- Georgia tallied more than 300,000 ballots cast in person in one day, easily topping the state's previous single-day early voting record of about 233,000 votes cast, a state elections official said.
- Warnock is looking to defend his seat in the purple state, which President Joe Biden narrowly won over former President Donald Trump in the last presidential election.
Georgia's early-voter turnout is accelerating in the high-profile Senate runoff race between Democratic Sen. Raphael Warnock and Trump-backed Republican Herschel Walker — even after voters already crushed the state's in-person record for early voting the previous day.
"We are on a faster pace today than we were yesterday," Gabriel Sterling, chief operating officer for the Georgia Secretary of State, said in a tweet Tuesday.
"As of noon, we've had 118,130 Georgians cast an early vote today," Sterling tweeted, adding, "Don't know if it will stay that rapid."
On Monday, Georgia tallied more than 300,000 ballots cast in person, easily topping the state's previous one-day early voting record of about 233,000 votes cast, Sterling declared Monday night.
Monday's haul brought the Peach State's total turnout to nearly 504,000 votes, or 7.2% turnout from Georgia's 7 million active voters, according to data from the Secretary of State's Office.
The data show that more than 48% of early voters are white and about 38% are Black, and that Black voters are showing up to vote early at a higher turnout rate. The early voter turnout also appears to skew female, 55% to 44%, according to the state elections office.
That data, which was last updated early Tuesday morning, had yet to include the latest voting numbers from Sterling's tweet.
The Dec. 6 runoff in Georgia was scheduled after neither Warnock nor Walker won more than 50% of the vote in the November general election. The election between the incumbent Democrat, who won his seat just one year earlier in another tight runoff election, and his GOP rival was one of the most competitive and expensive fights of the midterms.

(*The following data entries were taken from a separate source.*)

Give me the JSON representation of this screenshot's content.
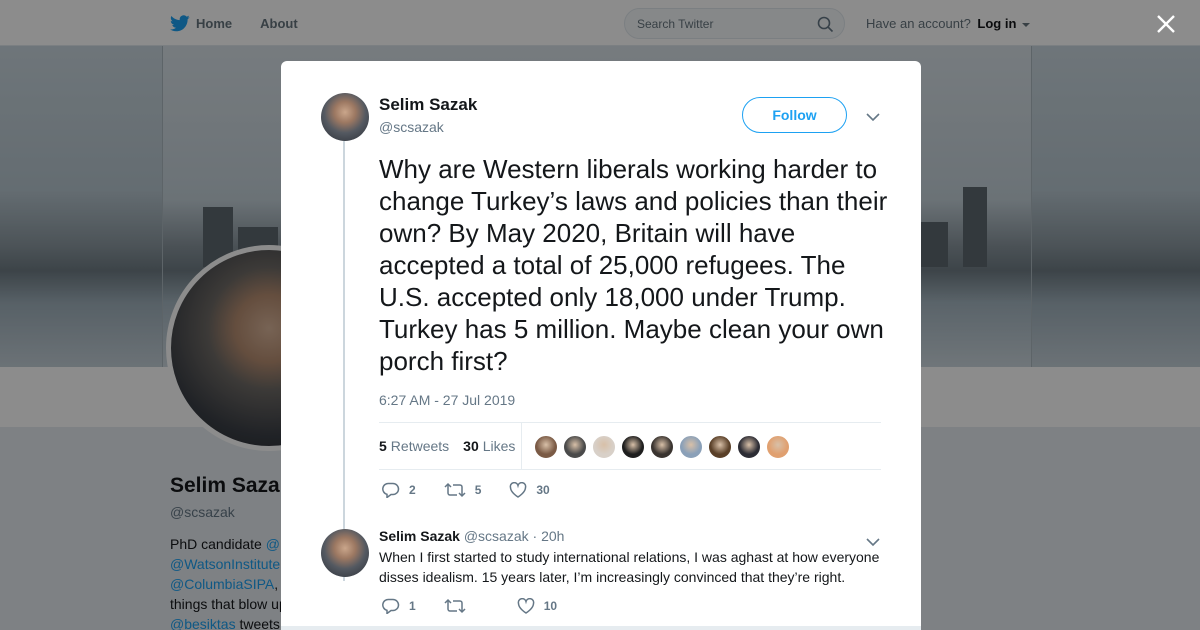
{
  "topbar": {
    "home_label": "Home",
    "about_label": "About",
    "search_placeholder": "Search Twitter",
    "account_prompt": "Have an account?",
    "login_label": "Log in"
  },
  "profile": {
    "name": "Selim Sazak",
    "handle": "@scsazak",
    "bio_line1_prefix": "PhD candidate ",
    "bio_line1_link": "@",
    "bio_line2_link": "@WatsonInstitute",
    "bio_line3_link": "@ColumbiaSIPA",
    "bio_line3_suffix": ",",
    "bio_line4": "things that blow up",
    "bio_line5_link": "@besiktas",
    "bio_line5_suffix": " tweets"
  },
  "tweet": {
    "author_name": "Selim Sazak",
    "author_handle": "@scsazak",
    "follow_label": "Follow",
    "text": "Why are Western liberals working harder to change Turkey’s laws and policies than their own? By May 2020, Britain will have accepted a total of 25,000 refugees. The U.S. accepted only 18,000 under Trump. Turkey has 5 million. Maybe clean your own porch first?",
    "timestamp": "6:27 AM - 27 Jul 2019",
    "retweets_count": "5",
    "retweets_label": "Retweets",
    "likes_count": "30",
    "likes_label": "Likes",
    "reply_count": "2",
    "retweet_count": "5",
    "like_count": "30",
    "liker_colors": [
      "#7a5a45",
      "#4a4a4a",
      "#d8d0c8",
      "#1e1e1e",
      "#3a3430",
      "#8aa0b8",
      "#5a4028",
      "#2c2c34",
      "#e0a070"
    ]
  },
  "reply": {
    "author_name": "Selim Sazak",
    "author_handle": "@scsazak",
    "time_separator": "·",
    "time": "20h",
    "text": "When I first started to study international relations, I was aghast at how everyone disses idealism. 15 years later, I’m increasingly convinced that they’re right.",
    "reply_count": "1",
    "retweet_count": "",
    "like_count": "10"
  },
  "colors": {
    "brand": "#1da1f2",
    "text": "#14171a",
    "secondary": "#657786"
  }
}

Democrats have already locked up majority control of the Senate, meaning the outcome in Georgia will not sway the balance of power in the next Congress. Even if Walker wins, the chamber will be split 50-50, giving Democratic Vice President Kamala Harris the tie-breaking vote. But the race could have a major impact in 2024, where Senate Democrats are once again seen to be facing a tough electoral map.
Voters in Georgia showed up to polling places to cast their ballots Saturday, after the Warnock campaign won a state lawsuit to allow early voting that weekend. More than 157,000 votes were cast Saturday and Sunday, according to the state's data.
Warnock urged his supporters to head to the polls over the weekend as he looks to defend his seat in the purple state, which President Joe Biden narrowly won over former President Donald Trump in the 2020 election. Warnock and Democratic Sen. Jon Ossoff won both of Georgia's runoffs in that election cycle, delivering Democrats a narrow Senate majority that helped pass numerous pieces of Biden's legislative agenda.
Polls have showed Warnock and Walker neck-and-neck before and after the Nov. 8 general election. Walker, a former football star, has been backed by Trump and boosted by a cadre of top Republicans who have defended him through a series of personal scandals.
Warnock heads toward the runoff with a significant campaign cash advantage: $29 million cash on hand to Walker's $9.8 million, recent Federal Election Commission filings showed.